New leafleting by Russian helicopters temporarily replaced bombing of Chechnya's capital as field commanders tried again to persuade residents to leave via a "safety corridor." A few hundred people took the opportunity to flee Grozny, but officials said "we know" Islamic militants were preventing others from going. An ultimatum to flee by Saturday or become targets of an all-out assault had drawn intense international criticism. Meanwhile, TV reports said a news blackout was imposed on Grozny.
Hundreds of Jewish settlers helped to dedicate new housing on the Golan Heights , despite the scheduled resumption Wednesday of peace negotiations between Israel and Syria. But while leaders of both government said they thought an accord could be reached in "a few months," Israel's finance minister indicated that US taxpayers would be asked to pay for a pullout of settlers and military facilities from the strategic plateau. Estimates put the likely cost at $18 billion. Syria has said a complete pullout from the Golan would be its price for a peace deal.

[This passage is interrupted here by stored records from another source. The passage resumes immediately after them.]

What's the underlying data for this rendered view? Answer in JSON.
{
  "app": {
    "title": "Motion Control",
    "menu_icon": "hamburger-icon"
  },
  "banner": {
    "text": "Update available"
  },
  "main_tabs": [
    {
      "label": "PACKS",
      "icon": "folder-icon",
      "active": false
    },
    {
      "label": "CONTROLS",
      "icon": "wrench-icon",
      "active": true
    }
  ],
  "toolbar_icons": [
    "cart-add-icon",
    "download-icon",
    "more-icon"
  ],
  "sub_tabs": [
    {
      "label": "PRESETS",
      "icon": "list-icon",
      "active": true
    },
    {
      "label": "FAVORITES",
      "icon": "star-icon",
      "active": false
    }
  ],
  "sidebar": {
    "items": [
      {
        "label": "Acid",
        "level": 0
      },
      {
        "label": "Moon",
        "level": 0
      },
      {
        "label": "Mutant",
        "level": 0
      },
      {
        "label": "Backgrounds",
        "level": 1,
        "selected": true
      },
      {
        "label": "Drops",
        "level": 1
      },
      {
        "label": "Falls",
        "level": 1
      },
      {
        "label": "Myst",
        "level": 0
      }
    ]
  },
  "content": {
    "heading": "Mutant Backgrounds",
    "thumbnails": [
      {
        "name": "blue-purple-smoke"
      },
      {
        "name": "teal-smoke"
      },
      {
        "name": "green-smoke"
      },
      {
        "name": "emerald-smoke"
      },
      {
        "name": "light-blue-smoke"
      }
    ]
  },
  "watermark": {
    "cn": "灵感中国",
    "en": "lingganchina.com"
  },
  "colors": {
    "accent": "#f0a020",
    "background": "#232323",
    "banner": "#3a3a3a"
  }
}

Church bells are to toll for 10 minutes across Croatia today in memory of President Franjo Tudjman, whose funeral is scheduled for the capital, Zagreb. But even as tens of thousands of Croats filed past his casket to pay their respects over the weekend, other governments were slow to announce who'd represent them at the ceremonies for the authoritarian head of state. Tudjman ruled virtually alone after leading the former Yugoslav republic to independence in 1995.
High-level discussions opening today in Havana between US and Cuban government officials on the issue of migration are expected to be dominated by the case of Elian Gonzalez. The talks are held every two years to monitor the joint accord signed in 1994 after at least 30,000 Cubans tried to make the 90-mile trip to Florida in leaky boats and rafts. Cuba threatened to call off the latest round because of the Gonzalez case. Lawyers representing relatives of the boy in Miami filed a petition Friday seeking political asylum for him in the US.
Ratcheting up tensions over the issue of Quebec separatism, the province's government plans to file legislation tomorrow reaffirming the "right to self-determination." The move is in retaliation for Friday's introduction of a measure in Canada's Parliament by Prime Minister Jean Chrtien that seeks to enshrine in law a 1998 Supreme Court ruling. That ruling held that any referendum on secession would have to be won by a clear majority. Quebec Premier Lucien Bouchard, who has been feuding with Chrtien for weeks, called the bill "indefensible" because passage would violate the "universal democratic rule of 50 percent plus one vote."
In a new effort at cleaning up its image, the International Olympic Committee banned visits by senior members to cities bidding to serve as hosts of the games. The ban came despite complaints by some members that it implies they can't be trusted. It was one of 50 reforms OK'd in Lausanne, Switzerland, following a bribery scandal that ranks as the organization's worst. But in Australia, a developing scandal over the marketing of tickets for the 2000 Summer Games was increasing pressure on Sydney's Olympic Organizing Committee chairman to resign.
(c) Copyright 1999. The Christian Science Publishing Society